WC: According to another interview, you stated that one of your goals was to reach out to console gamers and introduce them to the MMO genre. Are there any plans to port Atlantica over to consoles?
No, Atlantica is strictly for PCs. We just thought Atlantica's qualities - the mission of uncovering Atlantis and the turn-based combat and mercenary features - would appeal to console gamers, and perhaps be a fun and pain-free way for them to try and transition into the MMO gaming world.
WC: Can PC players use a peripheral gamepad to play Atlantica?
Atlantica is designed to be played with just a keyboard and mouse.
WC: Explain the guild-controlled town system. How can players and their guilds build and control the economies of their towns?

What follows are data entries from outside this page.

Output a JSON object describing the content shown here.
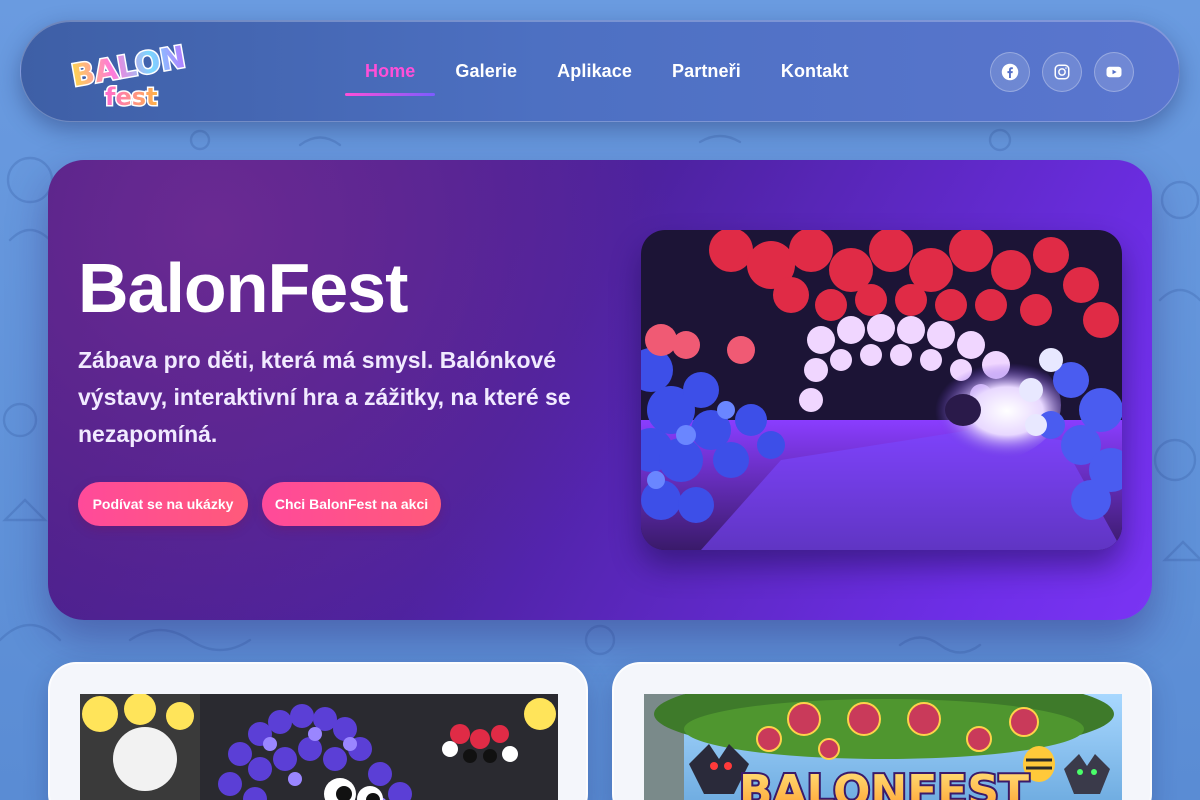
{
  "logo": {
    "line1": "BALON",
    "line2": "fest"
  },
  "nav": {
    "items": [
      {
        "label": "Home",
        "active": true
      },
      {
        "label": "Galerie"
      },
      {
        "label": "Aplikace"
      },
      {
        "label": "Partneři"
      },
      {
        "label": "Kontakt"
      }
    ]
  },
  "socials": [
    {
      "icon": "facebook-icon"
    },
    {
      "icon": "instagram-icon"
    },
    {
      "icon": "youtube-icon"
    }
  ],
  "hero": {
    "title": "BalonFest",
    "subtitle": "Zábava pro děti, která má smysl. Balónkové výstavy, interaktivní hra a zážitky, na které se nezapomíná.",
    "buttons": [
      {
        "label": "Podívat se na ukázky"
      },
      {
        "label": "Chci BalonFest na akci"
      }
    ]
  },
  "cards": [
    {
      "image": "balloon-sculpture-photo"
    },
    {
      "image": "balonfest-game-artwork",
      "art_text": "BALONFEST"
    }
  ],
  "colors": {
    "accent_pink": "#ff4fd8",
    "button_pink": "#ff4a9a",
    "hero_purple": "#4d22a0",
    "background_blue": "#5d8fd6"
  }
}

Once a guild takes over a town, they take control of food production and what structures can be built in the town. What players do with those decisions will factor into how the town is scored along these five attributes: Security, Industry, Commerce, Culture and Health. The better your scores for these five traits, the more NPCs will want to move to your town, and the more residents you have the more taxes you can collect. If you don't manage the town well and residents' needs aren't met, then NPCs will leave your town. Guild members can go on town quests that will not only earn them more gold and other items for their town, but it will help to keep their ratings high.
WC: Why was the decision made to limit multiplayer to parties of three? Can players take their mercenaries into battle?
Yes, players can take up to eight of their mercenaries into battle. Having mercenaries is the other key feature to Atlantica. That means a fighting force of nine for one player, including his or hers main character. In the turn-based combat, you have just 30 seconds to assign a move to all of your characters. So you have to think and act fast. This contributes to making Atlantica's action quick and exciting.
For parties, we just thought three would be a good number. With more than three, there would be more than 27 characters on just one side, and that, we thought, would just make the screen look too busy and perhaps chaotic. And two is just too small of a number.
WC: One thing players have noticed during beta testing is the lack of customization of their characters. Will more models be available after the official launch (body types, faces, hairstyles, etc.)?
For the time being, gender, body type, face, hair and clothes will still be the only options players have when they create their main characters. But we do have plans for more options in the future.
WC: Atlantica uses the microtransaction system. Why was this decision made? What types of things will players be able to purchase?
All of NDOORS games use the microtransaction system, and there are no plan to deviate from that. We prefer to give players the option to try out the game without having to pay a subscription fee. If they get into the game, they have the choice to buy things to enhance their experience.
The items available for purchase are the same things you can find in the game, things like scrolls and potions, as well as convenience items like auto-battle. So for players who want to advance faster, they have the option to pick up items like these quicker by buying them.
WC: How much control does a player have over their character's advancement in levels? Are points automatically allotted or do players control which abilities and skills they would like to raise?
Players have a lot of control in how their characters advance. When you go up a level, you earn a bonus point and a skill point, and you can apply the skill point to whichever attribute you prefer, such as strength or defense. The skill point can be used to either boost the effectiveness of a specific magic skill or add a new magic ability to your repertoire. The same applies to mercenaries when they go up a level. You have a bonus point and skill point to raise each mercenary's abilities and skills.